Auf den Spuren der Habsburger

Hapsburg and Austria

The Count of Habsburg
The coat-of-arms of the Count of Habsburg.

Following the death of the last of the Babenbergs (1246), the Duchy of Austria goes hereditarily into the possession of the Premyslid Ottokar II, king of the Bohemians. His empire, which stretches from Silesia to Istria, disintegrates again after his death in the Battle of Marchfeld in 1278 against King Rudolf I of the Hapsburgs.Rudolf I brings the Babenberg holdings of Ottokar's inheritance (the duchies of Austria and Styria) back to the empire again and gives them as fiefs to his sons. The Counts of Hapsburg thus become the Dukes of Austria. The glory of this title and the vastness and unified nature of the domain with the residence city in Vienna shift the center of interest of the territorial politics of the Hapsburgs into Austrian territory. The former properties in Alsace, Breisgau and Aargau become the outer holdings of Austria. These are known from the 16th century to around 1800 as "Vorderösterreich."

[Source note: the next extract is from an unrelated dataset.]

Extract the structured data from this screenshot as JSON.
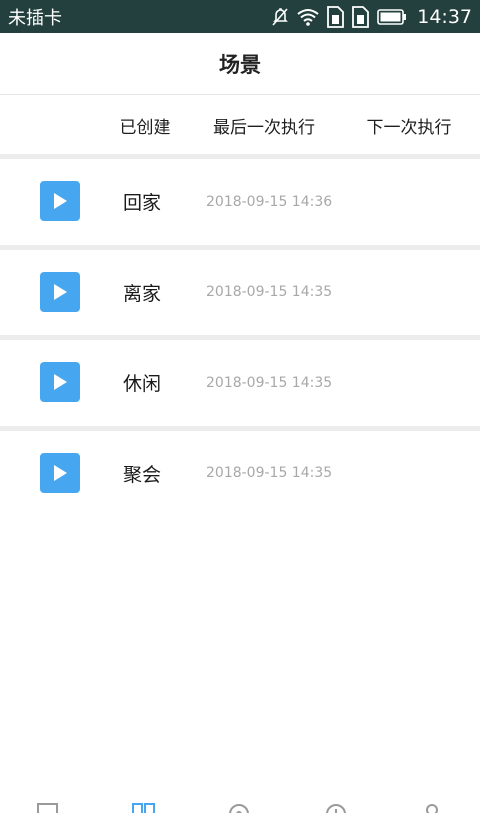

Emblem of the Dukes of Austria
Emblem of the Dukes of Austria. Both representations are based on the roll of coats-of-arms in Zurich (ca 1430).

[Translate to english:] So sieht es aus

(Kopie 2)

Idealbildnis von Heinrich "Jasomirgott", dem seit 1156 ersten Herzog von sterreich. (Glasfenster, Zisterzienserabtei Stift Heiligenkreuz, A-Heiligenkreuz)

Top 5

(Kopie 3)